On October 4, Tecumseh skirmished the Americans near Chatham, Ontario to slow the American advance. The warriors were quickly overwhelmed and Procter's aide Lt. Col. Augustus Warburton lost his supplies and ammunition to an American raiding party. On October 5, Procter formed the British regulars in line of battle at Moraviantown and planned to trap Harrison on the banks of the Thames, driving the Americans off the road with his cannons. Tecumseh's warriors took up positions in a swamp on the British right to catch the American's in the flank. Harrison surveyed the battlefield and unconventionally ordered James Johnson to make a frontal attack against the British regulars. Despite the Indians' flanking fire James Johnson broke through; the British cannon having failed to fire. Immediately Procter and the British turned and fled the field, many of them surrendering. Tecumseh remained and kept up the fighting. Col. Richard Johnson at the head of about 20 cavaliers charged into the Indian position to draw attention away from the main American force.

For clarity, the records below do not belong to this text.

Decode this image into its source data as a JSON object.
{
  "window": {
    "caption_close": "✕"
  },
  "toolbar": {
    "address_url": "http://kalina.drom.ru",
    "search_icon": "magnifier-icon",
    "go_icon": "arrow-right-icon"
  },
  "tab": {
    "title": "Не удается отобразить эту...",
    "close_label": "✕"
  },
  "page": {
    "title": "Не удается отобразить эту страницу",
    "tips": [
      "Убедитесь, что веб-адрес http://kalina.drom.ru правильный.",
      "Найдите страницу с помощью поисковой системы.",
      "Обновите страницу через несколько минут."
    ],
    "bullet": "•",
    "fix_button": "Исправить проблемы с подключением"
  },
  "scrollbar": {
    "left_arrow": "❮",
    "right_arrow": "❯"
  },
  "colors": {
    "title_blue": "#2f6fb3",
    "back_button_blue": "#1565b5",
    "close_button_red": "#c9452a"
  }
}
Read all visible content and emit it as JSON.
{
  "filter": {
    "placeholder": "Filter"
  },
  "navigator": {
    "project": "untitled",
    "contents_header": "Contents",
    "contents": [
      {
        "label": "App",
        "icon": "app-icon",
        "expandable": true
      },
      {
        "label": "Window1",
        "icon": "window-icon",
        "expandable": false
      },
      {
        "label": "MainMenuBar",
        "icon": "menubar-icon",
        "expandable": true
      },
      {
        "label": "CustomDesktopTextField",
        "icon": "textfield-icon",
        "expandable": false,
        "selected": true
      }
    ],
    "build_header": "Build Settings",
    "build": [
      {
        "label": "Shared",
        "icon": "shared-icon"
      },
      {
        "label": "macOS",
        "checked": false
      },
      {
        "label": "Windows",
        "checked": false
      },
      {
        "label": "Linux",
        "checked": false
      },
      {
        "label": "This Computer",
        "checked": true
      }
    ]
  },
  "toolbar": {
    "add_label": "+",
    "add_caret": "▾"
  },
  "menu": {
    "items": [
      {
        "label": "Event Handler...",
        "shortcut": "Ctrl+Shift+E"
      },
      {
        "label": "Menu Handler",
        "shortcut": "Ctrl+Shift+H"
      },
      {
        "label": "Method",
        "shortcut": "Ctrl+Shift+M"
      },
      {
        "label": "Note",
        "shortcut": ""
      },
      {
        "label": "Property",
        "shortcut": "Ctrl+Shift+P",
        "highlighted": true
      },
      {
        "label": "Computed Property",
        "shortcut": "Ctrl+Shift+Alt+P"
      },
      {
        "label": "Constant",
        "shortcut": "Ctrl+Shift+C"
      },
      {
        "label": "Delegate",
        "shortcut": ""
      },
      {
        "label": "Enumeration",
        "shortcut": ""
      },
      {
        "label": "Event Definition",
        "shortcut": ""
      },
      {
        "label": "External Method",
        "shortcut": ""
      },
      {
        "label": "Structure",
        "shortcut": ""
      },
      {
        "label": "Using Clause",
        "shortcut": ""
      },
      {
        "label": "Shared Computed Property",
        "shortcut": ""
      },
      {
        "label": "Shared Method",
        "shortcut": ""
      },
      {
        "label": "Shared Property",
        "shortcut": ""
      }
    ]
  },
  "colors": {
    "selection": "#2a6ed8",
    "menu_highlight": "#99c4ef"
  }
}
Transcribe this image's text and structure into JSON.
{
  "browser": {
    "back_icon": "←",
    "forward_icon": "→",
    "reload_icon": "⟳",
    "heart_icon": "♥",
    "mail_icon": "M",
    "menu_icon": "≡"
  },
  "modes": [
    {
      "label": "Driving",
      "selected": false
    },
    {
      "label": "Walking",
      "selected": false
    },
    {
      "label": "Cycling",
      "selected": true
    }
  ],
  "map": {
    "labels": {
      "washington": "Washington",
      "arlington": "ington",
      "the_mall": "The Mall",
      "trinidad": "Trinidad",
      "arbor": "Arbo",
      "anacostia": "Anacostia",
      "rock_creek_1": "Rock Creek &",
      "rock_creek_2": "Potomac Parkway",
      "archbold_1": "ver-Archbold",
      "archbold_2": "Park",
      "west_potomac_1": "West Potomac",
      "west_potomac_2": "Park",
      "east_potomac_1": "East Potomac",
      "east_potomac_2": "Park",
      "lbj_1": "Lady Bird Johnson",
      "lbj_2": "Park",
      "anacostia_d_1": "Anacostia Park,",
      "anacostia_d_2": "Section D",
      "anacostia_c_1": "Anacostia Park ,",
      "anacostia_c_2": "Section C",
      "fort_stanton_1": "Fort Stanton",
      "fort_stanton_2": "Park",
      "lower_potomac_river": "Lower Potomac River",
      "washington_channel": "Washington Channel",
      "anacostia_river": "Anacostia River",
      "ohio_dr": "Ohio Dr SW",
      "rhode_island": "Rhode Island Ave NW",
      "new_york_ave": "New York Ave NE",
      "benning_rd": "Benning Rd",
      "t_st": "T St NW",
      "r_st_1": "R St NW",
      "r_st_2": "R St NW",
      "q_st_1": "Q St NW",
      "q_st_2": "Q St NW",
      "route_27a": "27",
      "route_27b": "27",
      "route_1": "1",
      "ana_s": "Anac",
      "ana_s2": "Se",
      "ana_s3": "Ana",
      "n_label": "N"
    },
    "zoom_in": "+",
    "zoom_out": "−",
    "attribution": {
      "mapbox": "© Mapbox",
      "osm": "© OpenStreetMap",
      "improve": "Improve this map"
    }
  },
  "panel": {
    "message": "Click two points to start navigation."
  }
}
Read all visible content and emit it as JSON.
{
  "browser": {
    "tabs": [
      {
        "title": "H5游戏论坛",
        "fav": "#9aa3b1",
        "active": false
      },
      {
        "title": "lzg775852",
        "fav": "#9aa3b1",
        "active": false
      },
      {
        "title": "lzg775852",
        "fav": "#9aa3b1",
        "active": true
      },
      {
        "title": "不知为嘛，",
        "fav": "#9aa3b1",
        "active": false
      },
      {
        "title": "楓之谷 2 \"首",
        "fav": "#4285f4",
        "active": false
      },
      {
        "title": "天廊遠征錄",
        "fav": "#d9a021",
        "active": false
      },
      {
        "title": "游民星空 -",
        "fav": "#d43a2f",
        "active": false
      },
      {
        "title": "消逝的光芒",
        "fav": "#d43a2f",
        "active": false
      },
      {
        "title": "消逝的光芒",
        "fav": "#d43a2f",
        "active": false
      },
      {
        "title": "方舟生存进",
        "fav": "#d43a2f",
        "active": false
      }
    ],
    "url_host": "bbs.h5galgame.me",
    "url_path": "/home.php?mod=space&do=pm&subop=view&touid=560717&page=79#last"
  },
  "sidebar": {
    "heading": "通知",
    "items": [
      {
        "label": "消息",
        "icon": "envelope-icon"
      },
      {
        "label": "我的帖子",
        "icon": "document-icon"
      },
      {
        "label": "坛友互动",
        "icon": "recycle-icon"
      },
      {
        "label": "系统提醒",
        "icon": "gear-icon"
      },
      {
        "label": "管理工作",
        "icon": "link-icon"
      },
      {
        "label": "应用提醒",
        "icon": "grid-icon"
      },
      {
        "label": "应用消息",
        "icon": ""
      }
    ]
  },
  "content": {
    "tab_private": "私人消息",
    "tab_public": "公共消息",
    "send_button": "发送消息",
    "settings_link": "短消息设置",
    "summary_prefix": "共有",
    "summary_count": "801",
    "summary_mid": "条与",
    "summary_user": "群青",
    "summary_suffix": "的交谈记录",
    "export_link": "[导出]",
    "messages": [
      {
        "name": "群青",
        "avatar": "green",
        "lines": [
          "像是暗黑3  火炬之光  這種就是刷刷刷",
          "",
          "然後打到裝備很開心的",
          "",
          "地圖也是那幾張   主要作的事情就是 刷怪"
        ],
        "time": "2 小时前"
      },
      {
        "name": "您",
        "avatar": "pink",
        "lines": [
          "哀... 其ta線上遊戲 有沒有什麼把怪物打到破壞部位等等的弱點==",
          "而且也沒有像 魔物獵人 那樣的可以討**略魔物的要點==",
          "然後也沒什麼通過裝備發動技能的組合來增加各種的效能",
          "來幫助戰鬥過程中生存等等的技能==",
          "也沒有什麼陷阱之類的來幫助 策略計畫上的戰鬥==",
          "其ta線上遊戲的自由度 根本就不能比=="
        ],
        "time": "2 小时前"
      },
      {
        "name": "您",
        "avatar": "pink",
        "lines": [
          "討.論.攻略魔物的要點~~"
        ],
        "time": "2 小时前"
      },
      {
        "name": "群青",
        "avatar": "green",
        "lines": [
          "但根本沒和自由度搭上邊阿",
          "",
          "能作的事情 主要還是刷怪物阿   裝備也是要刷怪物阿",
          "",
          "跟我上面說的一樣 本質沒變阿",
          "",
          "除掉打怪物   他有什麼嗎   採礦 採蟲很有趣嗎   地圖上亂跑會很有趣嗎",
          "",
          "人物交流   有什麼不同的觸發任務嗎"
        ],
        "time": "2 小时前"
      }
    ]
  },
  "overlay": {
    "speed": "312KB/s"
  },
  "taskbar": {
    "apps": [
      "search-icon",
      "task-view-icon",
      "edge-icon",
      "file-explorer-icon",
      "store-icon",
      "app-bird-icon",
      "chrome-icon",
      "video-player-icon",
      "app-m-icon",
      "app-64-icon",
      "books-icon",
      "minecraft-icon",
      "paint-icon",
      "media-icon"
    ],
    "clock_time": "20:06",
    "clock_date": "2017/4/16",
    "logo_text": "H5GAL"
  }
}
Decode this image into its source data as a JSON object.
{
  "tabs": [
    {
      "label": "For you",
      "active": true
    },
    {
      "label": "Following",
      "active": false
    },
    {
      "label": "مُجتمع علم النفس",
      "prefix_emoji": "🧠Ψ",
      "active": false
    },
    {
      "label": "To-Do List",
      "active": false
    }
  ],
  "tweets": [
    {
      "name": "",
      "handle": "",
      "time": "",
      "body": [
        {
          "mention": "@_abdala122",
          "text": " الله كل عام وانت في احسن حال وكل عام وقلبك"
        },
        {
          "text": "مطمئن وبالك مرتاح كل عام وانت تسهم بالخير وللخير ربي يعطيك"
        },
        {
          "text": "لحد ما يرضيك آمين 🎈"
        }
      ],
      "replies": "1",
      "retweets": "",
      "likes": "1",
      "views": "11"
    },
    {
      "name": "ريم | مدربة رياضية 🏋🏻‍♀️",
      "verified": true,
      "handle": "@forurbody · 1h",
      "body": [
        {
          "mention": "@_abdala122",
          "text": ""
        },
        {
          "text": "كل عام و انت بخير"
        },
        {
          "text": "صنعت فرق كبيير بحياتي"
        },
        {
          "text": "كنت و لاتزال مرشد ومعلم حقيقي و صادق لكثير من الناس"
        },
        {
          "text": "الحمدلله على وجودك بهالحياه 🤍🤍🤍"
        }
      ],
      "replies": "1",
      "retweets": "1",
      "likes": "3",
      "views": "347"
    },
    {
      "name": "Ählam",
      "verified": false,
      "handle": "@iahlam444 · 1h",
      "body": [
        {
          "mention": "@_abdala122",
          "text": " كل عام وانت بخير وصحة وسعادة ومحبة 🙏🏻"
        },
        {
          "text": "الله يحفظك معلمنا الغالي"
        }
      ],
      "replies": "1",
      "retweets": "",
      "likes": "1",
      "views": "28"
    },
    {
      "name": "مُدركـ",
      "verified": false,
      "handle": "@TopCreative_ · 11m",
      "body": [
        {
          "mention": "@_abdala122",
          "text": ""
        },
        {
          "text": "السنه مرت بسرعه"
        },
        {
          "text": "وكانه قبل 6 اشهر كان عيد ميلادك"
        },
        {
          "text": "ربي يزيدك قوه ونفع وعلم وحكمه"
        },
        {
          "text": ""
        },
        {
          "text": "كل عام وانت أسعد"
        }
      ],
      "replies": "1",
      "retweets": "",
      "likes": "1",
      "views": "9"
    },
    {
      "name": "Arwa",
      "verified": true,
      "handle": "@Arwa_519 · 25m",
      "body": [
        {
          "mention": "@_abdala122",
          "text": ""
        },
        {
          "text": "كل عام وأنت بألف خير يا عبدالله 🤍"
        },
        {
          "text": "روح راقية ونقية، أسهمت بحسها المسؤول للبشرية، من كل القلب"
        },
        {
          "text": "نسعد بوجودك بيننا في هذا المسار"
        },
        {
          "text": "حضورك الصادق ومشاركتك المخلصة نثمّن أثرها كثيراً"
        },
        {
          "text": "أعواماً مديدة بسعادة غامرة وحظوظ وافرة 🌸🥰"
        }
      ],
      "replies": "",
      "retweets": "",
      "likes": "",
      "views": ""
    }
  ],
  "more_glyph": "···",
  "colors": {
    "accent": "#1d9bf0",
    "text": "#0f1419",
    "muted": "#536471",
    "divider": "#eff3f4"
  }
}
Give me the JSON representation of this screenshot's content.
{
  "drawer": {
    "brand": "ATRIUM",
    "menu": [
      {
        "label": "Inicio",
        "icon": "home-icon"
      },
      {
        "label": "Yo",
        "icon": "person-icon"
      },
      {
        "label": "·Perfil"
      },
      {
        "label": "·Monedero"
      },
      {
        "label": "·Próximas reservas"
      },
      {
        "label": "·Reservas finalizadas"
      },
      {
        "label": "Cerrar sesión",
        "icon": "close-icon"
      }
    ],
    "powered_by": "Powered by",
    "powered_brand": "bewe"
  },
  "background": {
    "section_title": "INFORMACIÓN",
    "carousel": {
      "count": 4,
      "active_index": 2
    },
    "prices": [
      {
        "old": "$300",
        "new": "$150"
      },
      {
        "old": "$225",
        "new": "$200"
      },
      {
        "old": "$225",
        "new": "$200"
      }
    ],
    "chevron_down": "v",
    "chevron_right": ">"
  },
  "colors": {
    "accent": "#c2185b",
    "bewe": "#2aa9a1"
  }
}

Fifteen of the men were killed or wounded and Johnson himself was hit 5 times. Johnson's main force became bogged down in the mud of the swamp. Tecumseh was killed in this fighting; Johnson may have been the one who killed Tecumseh, though the evidence is far from certain. The main force finally made its way through the swamp and James Johnson's troops were freed from their attack on the British. With the American reinforcements converging and news of the death of Tecumseh spreading quickly the Indian resistance quickly dissolved. Mounted troops then moved on and burned Moraviantown.
The Battle of the Thames was a decisive victory for the Americans that led to the re-establishment of American control over the Northwest frontier for the remainder of the war. However, Harrison failed to exploit this success and, after burning Moravian Town, promptly withdrew to Detroit. The front would remain quiet for the rest of the war.
Harrison's popularity grew and was eventually elected President of the United States. Richard Mentor Johnson eventually became Vice President based partly on the belief that he had killed Tecumseh.
Procter was later court-martialed for cowardice and removed from command. Historians have been somewhat kinder to Procter, noting that with the Americans in control of Lake Erie, the Detroit frontier was no longer tenable with the limited men and supplies available to Procter. The death of Tecumseh was a crushing blow to the Indian alliance he had created and it effectively dissolved following the battle.